But also notice that you’re applying this deep knowledge so that others don’t have to. You’re providing an abstraction and allowing people who don’t have your knowledge to, nevertheless, extract benefit from the topic that you know. In an important sense you’re doing the opposite of geeking out. Instead of a wall, you’re offering a bridge.
So, please, let’s stop with the idea of “geeking out.” It’s signing off on self-indulgent blather and elevating it to a virtue. And, frankly, it’s part of the reason that our profession has a hard time getting away from being bossed around by outsiders. Think back to the sideshow geek biting the heads off of chickens or bathing in spiders, and understand that the essence of “geeking out” is admitting to having no concept of or care about value.
“Do you even know why anyone pays you for this?”
“Nope, no idea, just like me some chicken heads and spiders.”
Please stop doing this.
I understand the term “geek out” colloquially means, “get so excited and passionate about a topic that you can’t help but go on slightly awkward tangents.” But why do we accept incoherence as a sign of enthusiasm? Why should we be saying, “Dude, I love this so much I’m inarticulate!”
How about “I love this so much I teach it to novices,” which will gain you notoriety? Or how about, “I love this so much I simplified it,” which is a solid business model? If you settle for, “I love this so much that I make people uncomfortable,” you’re doing nothing but bragging to your cohorts that you can eat more spiders than they can. You deserve better, and we, as a profession, deserve better.
As I said in the beginning, I’m not going to stamp my foot when people use this term, nor am I asking for a vocabulary change. I’d like to see the term go away because I’d like to see this kind of thinking go away. All I’m really asking for is that next time you announce that you’re about to “geek out” about something, stop and ask yourself if what you’re about to do is actually useful.By the way, if you liked this post and you're new here, check out this page as a good place to start for more content that you might enjoy.

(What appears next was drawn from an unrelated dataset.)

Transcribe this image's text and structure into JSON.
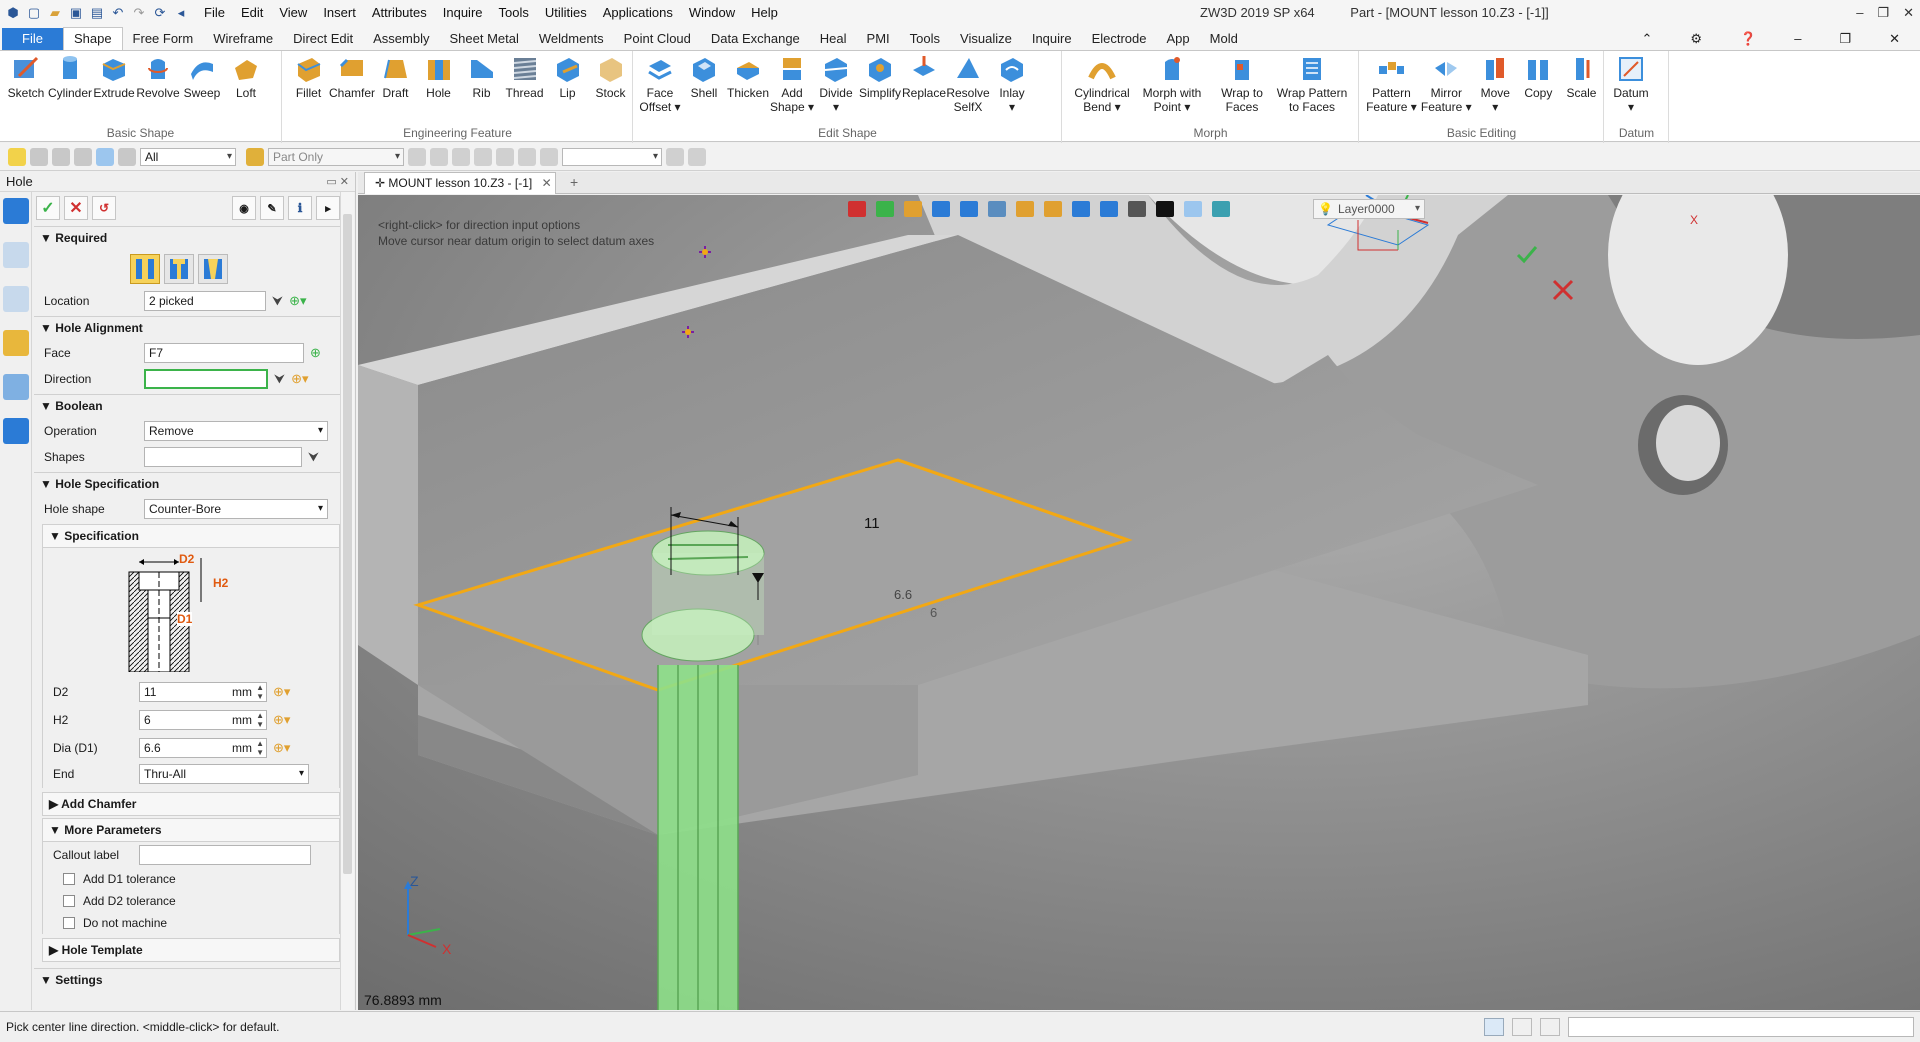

I never thought of it this way, but I have always gotten a lot of enjoyment out of understanding a technical subject well enough that I can explain it clearly to others (and perhaps even improve upon it).
I think that’s a healthy way to tackle a subject you love. Learn it well enough that you can help others and make it more accessible.
Couldn’t agree more. Git command lines especially seem to be one of those irritating things that people see as a rite of passage, and most of the tools reflect that. Took me a while to find a git client that actually abstracted workflow nicely for me so I didn’t have to care.
Rite of passage is an excellent way to put it. And, when people view it that way, they completely cease to question not only the value of the activity, but whether it could be improved somehow.
Very much this. It’s essential to understand the core of Git’s mechanics and abstractions in order to _trust it properly_ (one of the fundamental aspects that makes Git so powerful), but when I see someone rolling their eyes at Git Extensions because ‘you’re too dumb to use the command line’, I can only shake my head and sigh, especially when they spend a fair chunk of their time trying to look up the right command or figure out what the commit graph looks like.
uh, maybe you better look a little harder at the history of the term ‘geek’, particularly past the circus-reference. geek != computer-related. you had band geeks, music geeks, science geeks, drama geeks, etc. while I do agree there are some serious regex geeks who can do a lot of things in a single commandline who go a bit too far, regex is a great way to accomplish things, and, like most things, can be taken a bit too far. don’t throw away regex just because some go too far with it.